Mark Cuban knows marketing.
He also knows that the players picked in the second half of the second round of the NBA draft almost never stick, so it’s a good time to take some big risks.
In a wide ranging pregame conversation before his Mavericks lost to the Lakers Tuesday night, Cuban said that he would consider drafting Baylor women’s college basketball star Brittney Griner in the second round of the NBA draft.
“If she is the best on the board, I would take her,” Cuban said. “I’ve thought about it. I’ve thought about it already. Would I do it? Right now, I’d lean toward yes, just to see if she can do it. You never know unless you give somebody a chance.”
Griner is up for it she said on twitter.
Griner has been a dominant force in college basketball — she’s a three-time All American, is the national player of the year, she has good size at 6’8” and is a shot blocker who can score inside or out. She will be the top pick in the WNBA draft. She can flat out play ball, do not sell her short. That said, I’m not sure she’s ready for the NBA. She’s athletic but the NBA is a whole different level.
Drafting her would be a publicity stunt, but one the NBA has seen before — UCLA star Ann Meyers tried out for the Pacers in 1979.
What would be both good marketing and more of a test to see how she could do at a higher level would be to put her on the Mavericks’ Summer League team in Las Vegas. The marketing potential would be big, something Cuban admitted, and Griner could see if she fit. The more I think about it, the more I like that idea. While it would pull her away from the WNBA season for a few weeks what that could do for that league’s marketing would be huge. It would be fun for everyone.
Craig Sager couldn’t be in Rio covering the Olympics for NBC, his cancer wouldn’t allow it. That didn’t stop Team USA from reaching out to him before they left. Or from Nike designing a sweet pair of shoes for him.
Now there is good news on his battle against leukemia — he will have a third bone marrow transplant, according to his son Craig Sager II.
This is fantastic news for a man and family who have been through a lot. Hopefully, this treatment is a step forward for Sager, a man beloved by everyone around the NBA.
The Oklahoma City frontcourt is crowded. Enes Kanter and Steven Adams will start, and they will have Nick Collison, Ersan Ilyasova, Domantas Sabonis, and now Joffrey Lauvergne behind them.
Which likely means Mitch McGary‘s done as a member of the Thunder, according to Royce Young of ESPN.

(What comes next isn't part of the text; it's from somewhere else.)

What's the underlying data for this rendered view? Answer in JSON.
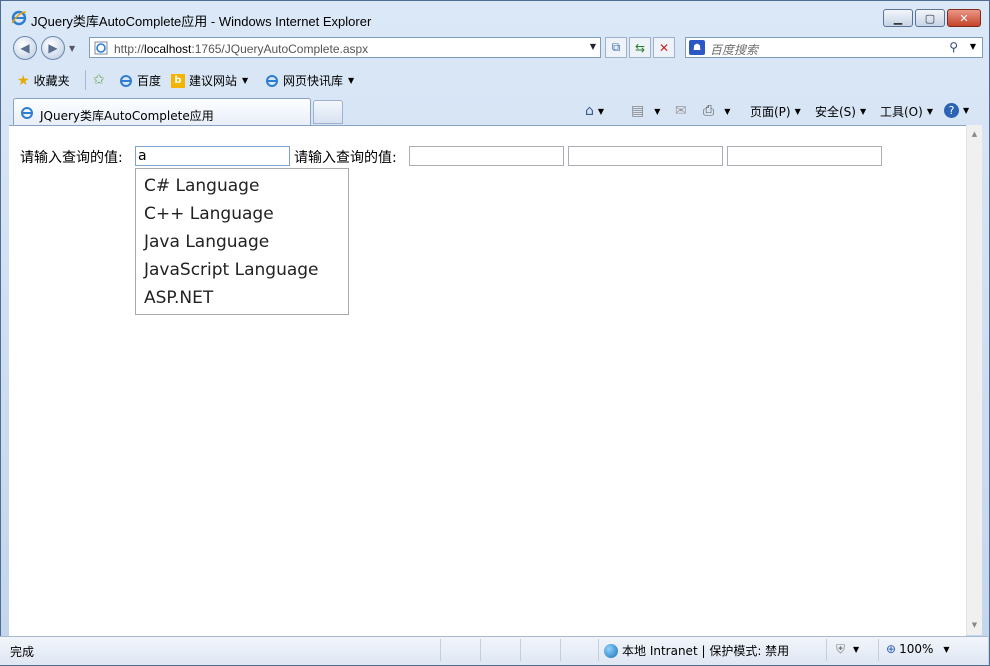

McGary has battled injuries his two seasons in the league and got on the court for only 72 minutes total last season for the Thunder (he played in more games and put up solid numbers in the D-LEague). He was not part of the future there regardless. He’s an undersized five trying to play the four and what he brought as a rookie — energy — was not enough as a sophomore.
McGary will make $1.5 million this season. He may be tough to move because he’s suspended for the first five games he’s eligible to play next season for failing the league’s drug policy (five games is the standard suspension for testing positive for marijuana three times). Maybe a team looking to develop players will give him a shot, but there is little trade value for him.
If you can knock down a 19-foot shot, then a 15-footer should be easier. Right?
Apparently that — and just basic muscle memory — is the latest attempt to improve Dwight Howard‘s free throw shooting. And, he seems to be knocking down those shots.
It’s not hard to see the logic in this approach.
The challenge is form and reps are not the problems for Howard — or DeAndre Jordan or Andre Drummond or others — when it comes to hitting free throws. Anyone who says “why don’t they just practice the shot” doesn’t pay attention, these guys put in a lot of work on the shot. Pregame and in practice (I’m Los Angeles based), Jordan probably hits 65 percent from the line. At least.
The problem is mental. That can be a tougher hurdle to clear. Maybe taking 19 footers and knocking them down will have Howard feeling more confident at the stripe this season.
But we’re going to need to see it to believe it. Just like we’re going to have to see a rejuvenated Howard in Atlanta before we believe this season will be different from the last few.
Until this season, Jason Thompson had never been to the playoffs. He spent seven seasons in Sacramento before getting traded to the Warriors last offseason, and then signing with the Raptors midseason when Golden State waived him to make room on the roster for Anderson Varejao. His NBA days appear over, at least for now. International basketball reporter David Pick reports that Thompson has agreed to a deal to play in China.
Since the CBA’s season ends in March, Thompson could theoretically join an NBA team for the stretch run next year. But he didn’t appear to have much interest on the free-agent market this summer.